It was ever thus. Over excited young men letting off steam in a collective frenzy have characterised all civilisations at one time or another, and their enthusiasm is regularly harnessed by social engineers who want someone to do their dirty work. The mood of the mob is an indicator to the nature of society.
Roman youth interrupted and denigrated the holy women’s ritual of worshipping the Bona Dea, bringing calamity on the republic that led to revolution and the imperial stranglehold on Roman politics. Parisian mobs in the eighteenth century toppled the government after sharpening their cudgels on the cats of the bourgeoise a few decades earlier.

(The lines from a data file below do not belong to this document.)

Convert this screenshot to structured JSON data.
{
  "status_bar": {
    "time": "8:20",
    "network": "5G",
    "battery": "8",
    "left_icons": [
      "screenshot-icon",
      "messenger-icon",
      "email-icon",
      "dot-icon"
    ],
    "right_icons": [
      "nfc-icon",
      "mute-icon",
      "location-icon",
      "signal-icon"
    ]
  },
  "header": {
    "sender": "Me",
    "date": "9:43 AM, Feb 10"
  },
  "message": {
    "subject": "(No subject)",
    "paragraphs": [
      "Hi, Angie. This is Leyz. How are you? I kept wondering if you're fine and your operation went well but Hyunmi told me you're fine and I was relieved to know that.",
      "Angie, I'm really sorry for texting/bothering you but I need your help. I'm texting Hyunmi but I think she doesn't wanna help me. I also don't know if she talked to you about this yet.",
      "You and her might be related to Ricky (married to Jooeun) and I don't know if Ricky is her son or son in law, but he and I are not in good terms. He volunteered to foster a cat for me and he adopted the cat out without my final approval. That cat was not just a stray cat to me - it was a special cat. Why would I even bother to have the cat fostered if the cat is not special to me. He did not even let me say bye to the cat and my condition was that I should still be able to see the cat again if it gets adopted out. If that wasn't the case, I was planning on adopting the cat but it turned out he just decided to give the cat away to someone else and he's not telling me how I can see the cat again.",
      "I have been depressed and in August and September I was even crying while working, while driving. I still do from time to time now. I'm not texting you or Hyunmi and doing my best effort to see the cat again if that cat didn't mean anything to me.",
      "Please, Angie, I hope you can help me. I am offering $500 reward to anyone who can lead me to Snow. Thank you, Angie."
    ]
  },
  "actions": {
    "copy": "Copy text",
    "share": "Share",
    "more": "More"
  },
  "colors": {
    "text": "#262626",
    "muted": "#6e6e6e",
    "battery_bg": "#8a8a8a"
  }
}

The mobs of frustrated German shock troops with nothing to do after the First World War were crafted into the SS-Totenkopfverbande (Death’s Head Organisation) which did the dirtiest work of the dark years of the Third Reich.
The banners under which these mobs march is an indicator of political intent. Young French apprentices loathed the cats which represented the comfort and luxury of their masters. The French revolution put the masters themselves to the guillotine. The SS troops marched for a mechanical purity that did not recognise shades of grey or honour cultural nuance. They pillaged the great works of art across Europe that carried the official stamp of greatness. At the same time they destroyed the art and artists in their midst.
With that background in mind, it is disturbing that the Australian flag has been dramatically identified with mob violence against minorities a number of times in recent years. Patriotism has been described as the last refuge of scoundrels. Last week indicates that also it inflames the worst passions of cowardly bullies.
What national identity are we building?
Of course, unpleasant mob violence is not only done under the flag. A dance at the Repentance Creek Hall near Lismore on Saturday night was violently destroyed by a large group of drug crazed youth who smashed cars, beat dancers and then beat a hasty retreat in the face of peaceful chanting by the locals who refused to fight back.
In the search for an approach that might steer this energy to more productive pursuits two things stand out. Firstly, everyone agrees that methamphetamines, like ice, play a significant role. Our management of drugs though has spanned the spectrum from intelligent harm minimisation strategies to the disastrous zero tolerance. Criminalising recreational drugs simply drives them underground making them stronger and more profitable as a result.
More subtly, though, the total lack of integration between age groups means that youth are left to their own devices. The lack of imagination they show in entertaining themselves screams out for those of us who are a little older to get involved and organise activities that steer the mob away from its worst excesses. The challenge is that we have already developed a culture of alienation and segregation. Experience has taught me that it is tedious and difficult to engage bored mobs with a head full of grog and a lust for action in their eye. We have to do whatever it takes, though, to turn this ship around.